harmful this year.
Miss Howe expressed the hope
that Henderson, now one of I he
eight counties in her mountain
district without a home agent,
would see its way to begin the
work which she s:iid was highly
important in the •nogram of bet
ter living in Western Carolina.
F. S. Sloan, district farm agent,
expressed pleasure in the orchard
management he had observed in
Mr. Marshall's orchard. He said j
the majority of farmers in Hen- i
derson countv were taking advan- ;
| tage of the government program*!
i of soil conservation in which or
chard islx could participate to the
extent of $2 an acre. He said that ,
lime was now available as an item i
in the soil conservation program j
and he recommended that the
tanners take advantage of it to j
thcfullest extent, since Henderson
was one of only three counties in
which a test was to be made in
thbs state.
Mr. Niswonger expressed him
self as well pleased with the inter-1
est taken in this annual farm
tour, noting that the apple grow-'
ors were open-minded and anx- '
ious to improve their situation. j
Professor Clapp from the Swan- j
nanoa Test farm told of probably
the first apple spraying demon-1
stration in North Carolina in the !
Brushy Mountain seciton .'11 years
ago. He pointed to the great prog
ress tnat had been made by or- !
chardists.
Noah Hollowell, secretary to
the Hlue Ridge Apple Growers,1
stated that a map showing the lo
cation of the orchards of the,
I members, was being prepared as
a means of promoting- sales and
helping truckers find the orchards.
Mr. White announced that in
Accused Doctor at Wife's Graveside
Ar<- used of inurdci'inir his wife and hiding hrr body in a..v»'y«*lnW«.
collar, .'M-year-old Dr. W illiam F. Lamanee sat drjeetedly al l»i■=
wife's graveside in Williamsburg. Kail., shortly before he was lalyim-;
to jail in Lin nous, Mo. Shown next t<» tin* one-time amateur bo****.-,
is his mother, .Mrs. Lora Lamanee, and next to her, Mrs. Adelhi
Duvall, mother of the dead woman.
kecpin*" with tlir policv of his of
fice in ha\inir the annual meet
ings held in different parts of
the county, that the event next
year would lie held in the Saluda
section.
California 1 • ■«I iti t
lion of v«• I«I i'l I7 with
I'.ll ounces. Idaho lei in I In* |»i <i*
<liicliun of .silvn with I!#,sr»#s.J 1^
ounces. j
Nerve-racking headaches and
the pains of neuralgia usually
yield promptly to the quick-act
ing, prescription-type ingre
dients in the "BC" formula.
"BC" works remarkably fast,
yet it docs not contain opium or
any of its derivatives.
Keep a package of "BC" handy.
You'll find that it is also a most
effective remedy for the relief
of muscular aches, simple ner
vousness and functional pen
odic pains. Convenient 10* and
2 5* sizes, or by the dojc at
fountains.
!THE<0>WAYH»M«SB1
STEPP & WALKER (Inc.)
.1X0. A. SINCLAIR. Miiiimk'T
FRESH MEATS HARDWARF. I KRTII.IZFR
GROCERIES DRY GOODS 5F.FDS
"Everything fur Everybody"—Plenty Parking Space
Ka*t Flat Rork Phone no w
BUY HERE
AND SAVE
LEWIS' STORE NEWS
ONLY TWO
MORE DAYS
Final Wind-Up 38th Anniversary Sale
C I! R T A 1 N
SCRIM
5"
yard
# A 1.1. COLORS
• 39 IN. WIDE
BROADCLOTH
36-inch, fast color, light
and dark shades
10'
yard
Indian
Blanket
Remnants
35c
Part Wool
Blankets
89c
Children's
Rain Coat
and Hat
Combination
$1.98
Transparent Rain
Capes, 97c
BED
SPREADS
80x90
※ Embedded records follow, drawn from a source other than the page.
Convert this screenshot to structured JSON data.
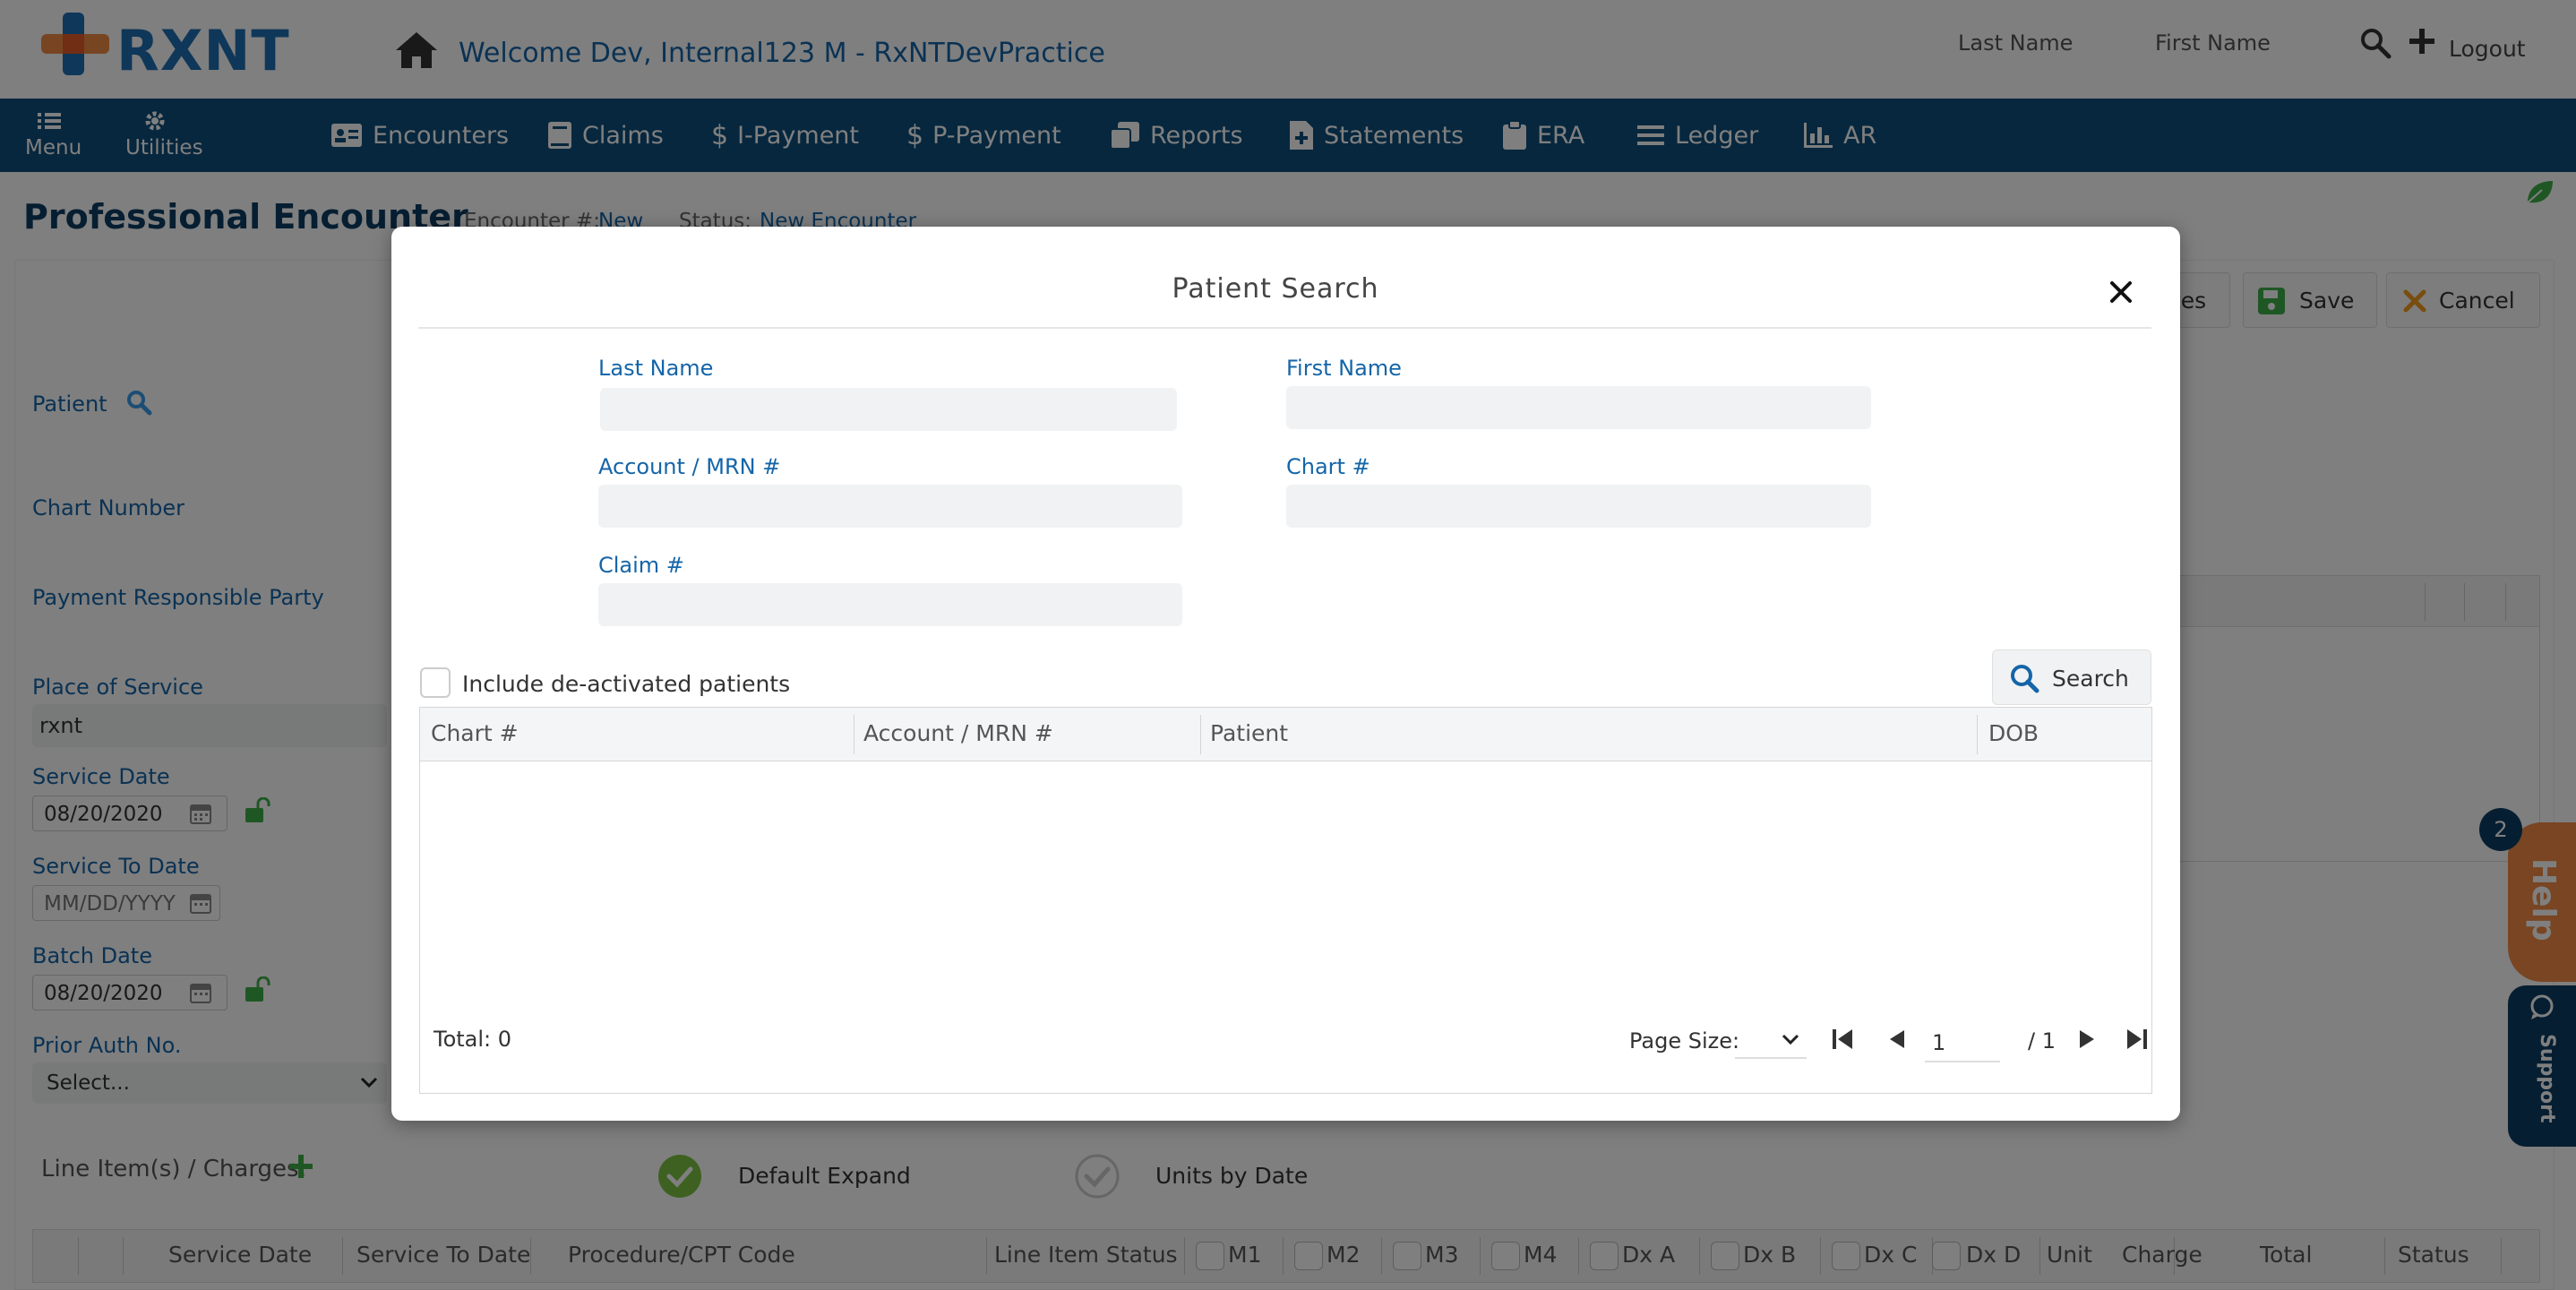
{
  "brand": {
    "logo_text": "RXNT"
  },
  "header": {
    "welcome": "Welcome Dev, Internal123 M - RxNTDevPractice",
    "last_name": "Last Name",
    "first_name": "First Name",
    "logout": "Logout"
  },
  "topnav": {
    "menu": "Menu",
    "utilities": "Utilities",
    "items": [
      {
        "label": "Encounters",
        "icon": "id-card-icon"
      },
      {
        "label": "Claims",
        "icon": "book-icon"
      },
      {
        "label": "I-Payment",
        "icon": "dollar-icon"
      },
      {
        "label": "P-Payment",
        "icon": "dollar-icon"
      },
      {
        "label": "Reports",
        "icon": "copy-icon"
      },
      {
        "label": "Statements",
        "icon": "file-plus-icon"
      },
      {
        "label": "ERA",
        "icon": "clipboard-icon"
      },
      {
        "label": "Ledger",
        "icon": "list-icon"
      },
      {
        "label": "AR",
        "icon": "bar-chart-icon"
      }
    ]
  },
  "page": {
    "title": "Professional Encounter",
    "encounter_label": "Encounter #:",
    "encounter_value": "New",
    "status_label": "Status:",
    "status_value": "New Encounter",
    "notes_partial": "tes",
    "save": "Save",
    "cancel": "Cancel"
  },
  "form": {
    "patient": "Patient",
    "chart_number": "Chart Number",
    "payment_party": "Payment Responsible Party",
    "place_of_service": "Place of Service",
    "place_of_service_value": "rxnt",
    "service_date": "Service Date",
    "service_date_value": "08/20/2020",
    "service_to_date": "Service To Date",
    "service_to_date_placeholder": "MM/DD/YYYY",
    "batch_date": "Batch Date",
    "batch_date_value": "08/20/2020",
    "prior_auth": "Prior Auth No.",
    "prior_auth_value": "Select..."
  },
  "line_items": {
    "label": "Line Item(s) / Charges:",
    "default_expand": "Default Expand",
    "units_by_date": "Units by Date",
    "columns": [
      "Service Date",
      "Service To Date",
      "Procedure/CPT Code",
      "Line Item Status",
      "M1",
      "M2",
      "M3",
      "M4",
      "Dx A",
      "Dx B",
      "Dx C",
      "Dx D",
      "Unit",
      "Charge",
      "Total",
      "Status"
    ]
  },
  "help_widget": {
    "badge": "2",
    "help": "Help",
    "support": "Support"
  },
  "modal": {
    "title": "Patient Search",
    "last_name": "Last Name",
    "first_name": "First Name",
    "account": "Account / MRN #",
    "chart": "Chart #",
    "claim": "Claim #",
    "include_deactivated": "Include de-activated patients",
    "search": "Search",
    "columns": [
      "Chart #",
      "Account / MRN #",
      "Patient",
      "DOB"
    ],
    "total": "Total: 0",
    "page_size": "Page Size:",
    "page_value": "1",
    "page_total": "/ 1"
  },
  "colors": {
    "primary": "#0d4e7c",
    "link": "#1565a8",
    "green": "#4caf50",
    "orange": "#f28a44"
  }
}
Crinkled Spreads
Attractive Colors
49c
Cham bray
and
Covert Cloth
36 In. Wide
10c yd.

Ideal for Coveralls
and Shirts
ONE SCHOOL TABLET WITH
PURCHASE OF EACH PAIR
CHILDREN'S SCHOOL SHOES
VALUES UP TO $18.50
LIGHT AND DARK
Li SHADES
Men's and Boys'
Chambray and
Covert Shirts
:59c
Children's Overalls
39c up
MANY OTHER ITEMS GREATLY REDUCED IN
PRICE COME IN AND SEE THEM!
* LEWIS
Department stORE
Men's
Summer
Shoes
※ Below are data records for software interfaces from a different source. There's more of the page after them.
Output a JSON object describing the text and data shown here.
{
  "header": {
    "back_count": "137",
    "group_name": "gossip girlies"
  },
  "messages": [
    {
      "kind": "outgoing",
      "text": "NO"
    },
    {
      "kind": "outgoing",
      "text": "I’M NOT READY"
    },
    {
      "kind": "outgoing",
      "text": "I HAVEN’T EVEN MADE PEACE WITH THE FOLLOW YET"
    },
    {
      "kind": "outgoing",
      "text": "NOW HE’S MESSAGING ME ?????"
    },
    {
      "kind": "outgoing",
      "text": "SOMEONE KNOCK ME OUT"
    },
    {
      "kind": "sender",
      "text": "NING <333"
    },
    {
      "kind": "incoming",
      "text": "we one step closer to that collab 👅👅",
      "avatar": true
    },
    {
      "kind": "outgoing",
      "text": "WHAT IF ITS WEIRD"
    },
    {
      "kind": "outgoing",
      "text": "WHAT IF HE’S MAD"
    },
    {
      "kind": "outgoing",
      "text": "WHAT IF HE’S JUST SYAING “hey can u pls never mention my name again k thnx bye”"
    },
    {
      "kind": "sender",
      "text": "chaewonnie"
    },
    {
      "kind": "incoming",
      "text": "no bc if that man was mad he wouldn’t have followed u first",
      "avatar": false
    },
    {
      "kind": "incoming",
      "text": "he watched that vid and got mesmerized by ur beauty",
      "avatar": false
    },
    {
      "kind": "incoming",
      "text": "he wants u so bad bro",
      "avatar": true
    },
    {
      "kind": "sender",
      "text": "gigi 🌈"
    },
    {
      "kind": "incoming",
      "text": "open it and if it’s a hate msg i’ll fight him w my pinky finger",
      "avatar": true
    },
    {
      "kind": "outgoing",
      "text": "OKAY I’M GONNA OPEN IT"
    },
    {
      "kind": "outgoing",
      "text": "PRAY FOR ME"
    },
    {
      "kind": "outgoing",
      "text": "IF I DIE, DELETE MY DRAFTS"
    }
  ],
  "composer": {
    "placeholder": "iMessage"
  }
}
While* and
Two-tone.

Regular $3 Value!
Men's Dress
SHIRTS
49
\ lot boys', 25c
Men's
NEW FALL
IIA
rr.n
$1.98 I Ci nn
A few at $1.50
■* a. -i ■

xml | txt